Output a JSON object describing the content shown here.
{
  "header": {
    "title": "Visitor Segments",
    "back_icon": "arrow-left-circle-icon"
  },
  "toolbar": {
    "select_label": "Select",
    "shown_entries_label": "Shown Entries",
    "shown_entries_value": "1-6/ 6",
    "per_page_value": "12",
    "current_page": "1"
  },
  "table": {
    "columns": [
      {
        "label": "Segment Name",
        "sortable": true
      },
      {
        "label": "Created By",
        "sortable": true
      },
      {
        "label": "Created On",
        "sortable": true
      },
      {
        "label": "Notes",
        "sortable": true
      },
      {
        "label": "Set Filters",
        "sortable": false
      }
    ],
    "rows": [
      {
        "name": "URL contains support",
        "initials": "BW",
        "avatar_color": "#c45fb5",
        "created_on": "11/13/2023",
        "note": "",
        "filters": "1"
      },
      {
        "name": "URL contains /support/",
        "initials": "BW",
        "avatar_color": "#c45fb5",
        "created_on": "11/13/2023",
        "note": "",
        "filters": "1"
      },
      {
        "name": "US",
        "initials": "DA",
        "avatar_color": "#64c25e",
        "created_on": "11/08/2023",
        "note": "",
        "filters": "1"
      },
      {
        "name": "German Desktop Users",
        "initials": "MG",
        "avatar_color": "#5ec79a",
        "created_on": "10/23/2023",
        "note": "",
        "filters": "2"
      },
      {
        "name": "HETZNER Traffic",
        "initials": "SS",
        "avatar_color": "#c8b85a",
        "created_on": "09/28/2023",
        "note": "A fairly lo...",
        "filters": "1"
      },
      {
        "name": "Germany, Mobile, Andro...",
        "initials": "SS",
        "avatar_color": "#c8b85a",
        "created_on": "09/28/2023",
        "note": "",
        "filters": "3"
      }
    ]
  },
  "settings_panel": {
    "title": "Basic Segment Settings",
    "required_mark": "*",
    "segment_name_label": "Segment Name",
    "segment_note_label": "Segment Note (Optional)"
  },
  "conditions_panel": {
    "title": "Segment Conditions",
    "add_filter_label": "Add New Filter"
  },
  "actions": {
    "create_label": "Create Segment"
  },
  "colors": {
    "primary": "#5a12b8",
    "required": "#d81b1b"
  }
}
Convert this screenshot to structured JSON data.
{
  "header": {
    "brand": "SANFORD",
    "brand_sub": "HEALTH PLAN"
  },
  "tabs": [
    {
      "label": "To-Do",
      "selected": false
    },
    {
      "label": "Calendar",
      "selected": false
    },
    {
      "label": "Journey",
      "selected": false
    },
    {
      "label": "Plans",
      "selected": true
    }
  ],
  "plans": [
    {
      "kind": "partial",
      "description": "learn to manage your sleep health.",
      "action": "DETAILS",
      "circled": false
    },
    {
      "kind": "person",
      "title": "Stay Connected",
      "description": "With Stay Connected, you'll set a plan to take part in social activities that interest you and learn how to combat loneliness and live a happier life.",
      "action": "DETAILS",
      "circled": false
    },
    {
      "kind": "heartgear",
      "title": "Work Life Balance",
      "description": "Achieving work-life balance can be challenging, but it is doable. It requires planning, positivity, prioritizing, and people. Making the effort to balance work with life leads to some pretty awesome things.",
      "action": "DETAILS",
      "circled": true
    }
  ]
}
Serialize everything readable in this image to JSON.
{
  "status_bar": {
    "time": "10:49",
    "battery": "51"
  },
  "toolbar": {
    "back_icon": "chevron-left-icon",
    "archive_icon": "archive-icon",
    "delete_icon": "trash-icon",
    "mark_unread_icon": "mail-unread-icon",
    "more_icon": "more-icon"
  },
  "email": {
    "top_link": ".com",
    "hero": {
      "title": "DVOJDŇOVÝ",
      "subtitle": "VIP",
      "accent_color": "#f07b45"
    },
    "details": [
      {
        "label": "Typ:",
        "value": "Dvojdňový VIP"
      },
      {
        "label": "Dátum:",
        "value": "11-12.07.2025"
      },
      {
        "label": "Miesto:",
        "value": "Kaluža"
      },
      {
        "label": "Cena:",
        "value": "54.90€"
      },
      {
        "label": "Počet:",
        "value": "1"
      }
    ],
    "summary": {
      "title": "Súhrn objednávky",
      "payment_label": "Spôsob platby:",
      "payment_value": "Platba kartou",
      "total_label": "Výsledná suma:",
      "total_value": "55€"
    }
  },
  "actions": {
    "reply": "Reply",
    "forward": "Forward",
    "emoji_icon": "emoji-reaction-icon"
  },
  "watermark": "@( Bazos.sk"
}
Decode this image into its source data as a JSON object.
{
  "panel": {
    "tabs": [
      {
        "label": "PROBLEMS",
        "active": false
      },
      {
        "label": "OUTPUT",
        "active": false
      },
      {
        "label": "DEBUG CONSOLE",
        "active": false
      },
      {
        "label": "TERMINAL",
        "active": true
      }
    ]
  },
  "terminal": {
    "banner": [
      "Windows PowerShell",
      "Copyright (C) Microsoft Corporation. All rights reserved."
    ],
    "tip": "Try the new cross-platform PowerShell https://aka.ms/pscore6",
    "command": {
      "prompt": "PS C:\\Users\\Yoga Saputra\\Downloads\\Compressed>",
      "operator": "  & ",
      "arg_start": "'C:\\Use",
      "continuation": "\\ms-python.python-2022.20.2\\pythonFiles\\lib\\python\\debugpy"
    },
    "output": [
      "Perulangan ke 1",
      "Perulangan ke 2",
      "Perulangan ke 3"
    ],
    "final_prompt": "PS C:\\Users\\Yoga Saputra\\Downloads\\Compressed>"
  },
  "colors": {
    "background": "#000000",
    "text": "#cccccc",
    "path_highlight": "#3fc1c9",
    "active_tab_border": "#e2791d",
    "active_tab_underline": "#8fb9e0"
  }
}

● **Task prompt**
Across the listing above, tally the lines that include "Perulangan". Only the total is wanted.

● **Solution for this task**
3